A Divorce can seem like a complicated puzzle to tackle, it’s all too easy to be confused by the “old school” wording and procedure. Jarmans Solicitors always ensure that our clients know what to expect and understand every step of the divorce process, so our family law team have answered some frequently asked questions.
What do all the legal terms in a Divorce mean?
A Petitioner is a person who is applying for a divorce.
The Respondent is the person who is being divorced.
A Decree Nisi is an order by a court stating a date when a marriage can legally end. AKA “The middle stage”
The Decree Absolute is the conclusion of your divorce. After this point you are no longer married and free to marry someone else should you desire.
When can you get divorced?
In order to file a divorce petition in the England and Wales, you must have been married for at least one year.
What are grounds for divorce?
In order to get divorced in the England and Wales there is only one ground for divorce: you have to be able to prove that the marriage has irretrievably broken down. This is done by establishing one of five facts.
- Your husband/wife has committed adultery and living with them would be intolerable
- Your spouse has behaved unreasonably and you can no longer live with them
- Your husband/wife has deserted you for a continuous period over at least two years.
- You have both continuously lived apart for two years and you both agree to a divorce.
- You have continuously lived apart for more than five years, even if your spouse doesn’t agree to a divorce.
How do I start divorce proceedings?
In order to commence divorce proceedings, you need to file a divorce petition at court. You also need to include evidence of your grounds for divorce, a statement of reconciliation (only applicable if prepared by Solicitors), your original marriage certificate, and a fee of £550.00.
What happens next?
The court will then send a copy of the divorce papers to your husband/wife. They need to complete an acknowledgement of service form and return it to the court. Once returned you’ll be sent the form, by the court.

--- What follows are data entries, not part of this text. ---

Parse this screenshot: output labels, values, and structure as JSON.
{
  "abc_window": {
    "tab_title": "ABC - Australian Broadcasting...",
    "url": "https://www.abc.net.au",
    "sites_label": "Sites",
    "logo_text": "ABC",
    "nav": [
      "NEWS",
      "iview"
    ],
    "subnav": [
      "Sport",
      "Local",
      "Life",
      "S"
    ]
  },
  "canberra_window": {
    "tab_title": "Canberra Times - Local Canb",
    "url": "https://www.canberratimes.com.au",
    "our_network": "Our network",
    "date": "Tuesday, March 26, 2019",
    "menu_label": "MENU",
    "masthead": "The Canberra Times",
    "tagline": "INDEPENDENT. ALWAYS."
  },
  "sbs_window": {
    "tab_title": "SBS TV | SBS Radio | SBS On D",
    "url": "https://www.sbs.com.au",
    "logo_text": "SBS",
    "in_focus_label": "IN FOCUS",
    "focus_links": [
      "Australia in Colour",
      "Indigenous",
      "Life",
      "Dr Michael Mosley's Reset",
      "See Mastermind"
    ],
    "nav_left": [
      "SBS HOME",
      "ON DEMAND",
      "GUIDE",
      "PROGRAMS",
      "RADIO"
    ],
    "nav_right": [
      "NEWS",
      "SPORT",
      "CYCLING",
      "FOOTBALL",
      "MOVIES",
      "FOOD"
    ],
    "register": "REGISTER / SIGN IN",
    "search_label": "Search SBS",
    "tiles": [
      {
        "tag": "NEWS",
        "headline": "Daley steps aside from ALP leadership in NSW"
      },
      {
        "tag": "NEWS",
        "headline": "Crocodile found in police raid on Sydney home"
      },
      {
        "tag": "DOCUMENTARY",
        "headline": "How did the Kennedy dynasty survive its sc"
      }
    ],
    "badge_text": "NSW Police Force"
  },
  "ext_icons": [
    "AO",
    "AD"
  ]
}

Once this has happened, you will then be asked to prepare and sign a statement, which requests a decree of divorce. The court then considers all of the papers and, if appropriate fixes a time and date for your Decree Nisi.
If it’s in a court will everything be public?
You only normally have to attend court if your spouse contests the divorce proceedings or if you are unable to agree on child arrangements or your financial settlement. Family court proceedings are usually held in private, however your final divorce will be held on public record.
We offer a free initial 15-minute, pre-bookable phone call with one of our experienced family law team.
Alternatively, we offer a fixed £120 fee inc VAT for a 45-minute meeting with one of our highly experienced family team. If you would like some confidential advice about a family legal issue, contact us today to book a meeting.If you would like some confidential advice about a family legal issue, contact us today to book a meeting. Call 01795 742291 or email email@example.com
Will I need a new Will now I am divorced?
Once you have received your Decree Absolute, if your (Ex) spouse appears anywhere within your Will, the result of the divorce will affect the Will as though your (Ex) spouse has died.
We recommend that you think about making a new Will as soon as your relationship has broken down. If you do not have a Will in place at all, your Spouse may be entitled to inherit from your estate all the time you are still married.
Your Will should include information on who you would like to be your children’s guardians in the event of your death and chosen executors and trustees for your estate.